▶ Description of the task: Give the listing again exactly, omitting its images.

▶ Listed records:
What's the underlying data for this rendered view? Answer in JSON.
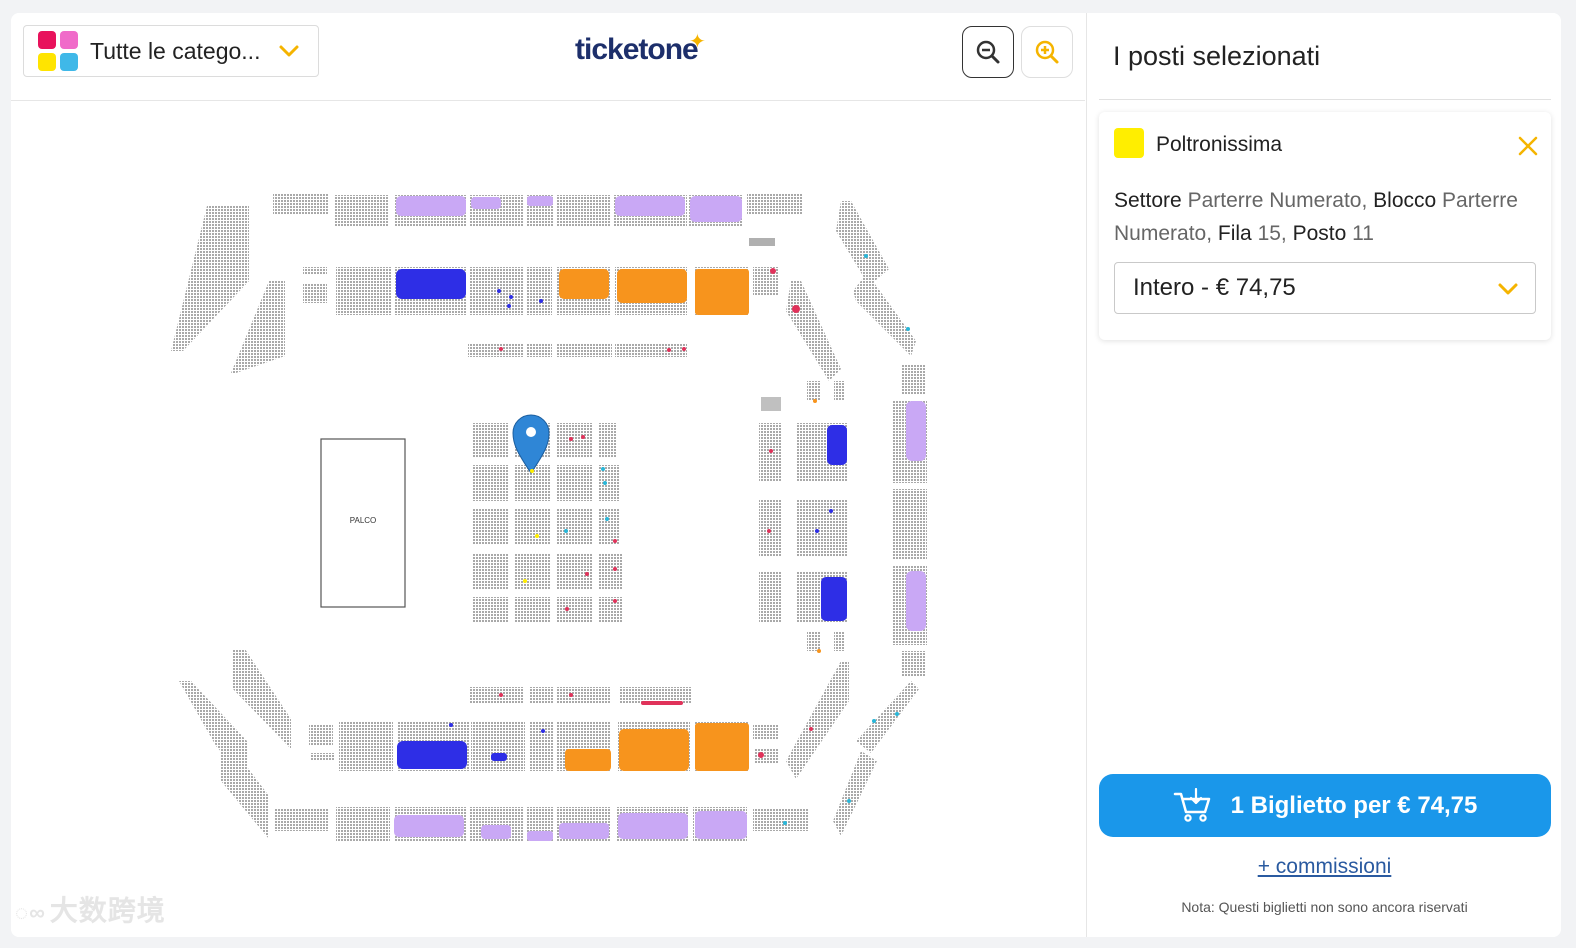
{
  "header": {
    "category_label": "Tutte le catego...",
    "logo_text": "ticketone"
  },
  "map": {
    "stage_label": "PALCO"
  },
  "watermark": "大数跨境",
  "side": {
    "title": "I posti selezionati",
    "seat": {
      "category": "Poltronissima",
      "category_color": "#ffee00",
      "settore_label": "Settore",
      "settore_value": "Parterre Numerato,",
      "blocco_label": "Blocco",
      "blocco_value": "Parterre Numerato,",
      "fila_label": "Fila",
      "fila_value": "15,",
      "posto_label": "Posto",
      "posto_value": "11"
    },
    "ticket_type": "Intero - € 74,75",
    "buy_label": "1 Biglietto per € 74,75",
    "fees_link": "+ commissioni",
    "note": "Nota: Questi biglietti non sono ancora riservati"
  },
  "colors": {
    "accent": "#f5b400",
    "buy_button": "#1a97ea",
    "lilac": "#c9a8f5",
    "blue": "#2e2ee6",
    "orange": "#f7941d",
    "red": "#e0325a",
    "cyan": "#29b6d8"
  }
}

▶ Written reply:
What's the underlying data for this rendered view? Answer in JSON.
{
  "header": {
    "category_label": "Tutte le catego...",
    "logo_text": "ticketone"
  },
  "map": {
    "stage_label": "PALCO"
  },
  "watermark": "大数跨境",
  "side": {
    "title": "I posti selezionati",
    "seat": {
      "category": "Poltronissima",
      "category_color": "#ffee00",
      "settore_label": "Settore",
      "settore_value": "Parterre Numerato,",
      "blocco_label": "Blocco",
      "blocco_value": "Parterre Numerato,",
      "fila_label": "Fila",
      "fila_value": "15,",
      "posto_label": "Posto",
      "posto_value": "11"
    },
    "ticket_type": "Intero - € 74,75",
    "buy_label": "1 Biglietto per € 74,75",
    "fees_link": "+ commissioni",
    "note": "Nota: Questi biglietti non sono ancora riservati"
  },
  "colors": {
    "accent": "#f5b400",
    "buy_button": "#1a97ea",
    "lilac": "#c9a8f5",
    "blue": "#2e2ee6",
    "orange": "#f7941d",
    "red": "#e0325a",
    "cyan": "#29b6d8"
  }
}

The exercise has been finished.